• _Exercise details_: The whole listing is to be retyped exactly as it appears.

• _Extracted material_:

+===+

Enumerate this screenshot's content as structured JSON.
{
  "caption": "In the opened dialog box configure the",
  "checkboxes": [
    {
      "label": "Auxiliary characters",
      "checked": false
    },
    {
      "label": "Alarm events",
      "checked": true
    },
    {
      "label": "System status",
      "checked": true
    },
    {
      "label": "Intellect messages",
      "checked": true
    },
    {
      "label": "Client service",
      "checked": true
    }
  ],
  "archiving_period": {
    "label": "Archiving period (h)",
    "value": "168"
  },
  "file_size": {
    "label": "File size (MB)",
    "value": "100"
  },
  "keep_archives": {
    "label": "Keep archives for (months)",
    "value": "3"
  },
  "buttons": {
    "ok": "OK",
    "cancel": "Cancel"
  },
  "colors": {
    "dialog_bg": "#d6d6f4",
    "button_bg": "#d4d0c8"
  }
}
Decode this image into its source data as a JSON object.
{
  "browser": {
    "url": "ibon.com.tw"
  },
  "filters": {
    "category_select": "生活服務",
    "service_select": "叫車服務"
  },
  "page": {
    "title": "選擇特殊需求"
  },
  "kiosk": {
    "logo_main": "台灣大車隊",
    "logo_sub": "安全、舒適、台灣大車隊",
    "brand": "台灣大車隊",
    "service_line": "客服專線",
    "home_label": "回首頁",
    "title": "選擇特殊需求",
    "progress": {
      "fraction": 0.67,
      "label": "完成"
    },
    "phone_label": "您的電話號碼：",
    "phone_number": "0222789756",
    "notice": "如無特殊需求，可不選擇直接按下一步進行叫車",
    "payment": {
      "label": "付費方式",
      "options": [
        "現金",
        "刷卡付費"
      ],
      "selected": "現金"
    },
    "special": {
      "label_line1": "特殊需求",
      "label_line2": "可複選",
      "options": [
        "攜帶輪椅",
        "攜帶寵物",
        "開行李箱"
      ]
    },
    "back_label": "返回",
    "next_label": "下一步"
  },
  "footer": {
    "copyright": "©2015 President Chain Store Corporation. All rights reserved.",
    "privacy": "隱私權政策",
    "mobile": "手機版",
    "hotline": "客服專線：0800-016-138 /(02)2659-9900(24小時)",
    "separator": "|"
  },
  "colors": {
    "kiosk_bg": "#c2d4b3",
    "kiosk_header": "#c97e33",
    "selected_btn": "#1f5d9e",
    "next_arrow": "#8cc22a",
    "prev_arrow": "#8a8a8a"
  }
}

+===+

• _Expected output_:
Enumerate this screenshot's content as structured JSON.
{
  "caption": "In the opened dialog box configure the",
  "checkboxes": [
    {
      "label": "Auxiliary characters",
      "checked": false
    },
    {
      "label": "Alarm events",
      "checked": true
    },
    {
      "label": "System status",
      "checked": true
    },
    {
      "label": "Intellect messages",
      "checked": true
    },
    {
      "label": "Client service",
      "checked": true
    }
  ],
  "archiving_period": {
    "label": "Archiving period (h)",
    "value": "168"
  },
  "file_size": {
    "label": "File size (MB)",
    "value": "100"
  },
  "keep_archives": {
    "label": "Keep archives for (months)",
    "value": "3"
  },
  "buttons": {
    "ok": "OK",
    "cancel": "Cancel"
  },
  "colors": {
    "dialog_bg": "#d6d6f4",
    "button_bg": "#d4d0c8"
  }
}
Decode this image into its source data as a JSON object.
{
  "browser": {
    "url": "ibon.com.tw"
  },
  "filters": {
    "category_select": "生活服務",
    "service_select": "叫車服務"
  },
  "page": {
    "title": "選擇特殊需求"
  },
  "kiosk": {
    "logo_main": "台灣大車隊",
    "logo_sub": "安全、舒適、台灣大車隊",
    "brand": "台灣大車隊",
    "service_line": "客服專線",
    "home_label": "回首頁",
    "title": "選擇特殊需求",
    "progress": {
      "fraction": 0.67,
      "label": "完成"
    },
    "phone_label": "您的電話號碼：",
    "phone_number": "0222789756",
    "notice": "如無特殊需求，可不選擇直接按下一步進行叫車",
    "payment": {
      "label": "付費方式",
      "options": [
        "現金",
        "刷卡付費"
      ],
      "selected": "現金"
    },
    "special": {
      "label_line1": "特殊需求",
      "label_line2": "可複選",
      "options": [
        "攜帶輪椅",
        "攜帶寵物",
        "開行李箱"
      ]
    },
    "back_label": "返回",
    "next_label": "下一步"
  },
  "footer": {
    "copyright": "©2015 President Chain Store Corporation. All rights reserved.",
    "privacy": "隱私權政策",
    "mobile": "手機版",
    "hotline": "客服專線：0800-016-138 /(02)2659-9900(24小時)",
    "separator": "|"
  },
  "colors": {
    "kiosk_bg": "#c2d4b3",
    "kiosk_header": "#c97e33",
    "selected_btn": "#1f5d9e",
    "next_arrow": "#8cc22a",
    "prev_arrow": "#8a8a8a"
  }
}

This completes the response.